TO DO: The task calls for each record to be given again exactly.

[App and web page records]

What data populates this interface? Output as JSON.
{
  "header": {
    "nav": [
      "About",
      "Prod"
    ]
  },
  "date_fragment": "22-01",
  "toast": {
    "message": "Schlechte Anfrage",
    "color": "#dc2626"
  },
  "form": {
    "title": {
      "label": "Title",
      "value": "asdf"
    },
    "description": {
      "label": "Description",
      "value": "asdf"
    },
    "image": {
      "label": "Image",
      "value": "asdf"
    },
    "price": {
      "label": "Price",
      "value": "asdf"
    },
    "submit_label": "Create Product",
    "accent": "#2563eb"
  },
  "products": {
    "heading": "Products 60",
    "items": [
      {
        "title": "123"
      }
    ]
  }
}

RESPONSE AREA:
What data populates this interface? Output as JSON.
{
  "header": {
    "nav": [
      "About",
      "Prod"
    ]
  },
  "date_fragment": "22-01",
  "toast": {
    "message": "Schlechte Anfrage",
    "color": "#dc2626"
  },
  "form": {
    "title": {
      "label": "Title",
      "value": "asdf"
    },
    "description": {
      "label": "Description",
      "value": "asdf"
    },
    "image": {
      "label": "Image",
      "value": "asdf"
    },
    "price": {
      "label": "Price",
      "value": "asdf"
    },
    "submit_label": "Create Product",
    "accent": "#2563eb"
  },
  "products": {
    "heading": "Products 60",
    "items": [
      {
        "title": "123"
      }
    ]
  }
}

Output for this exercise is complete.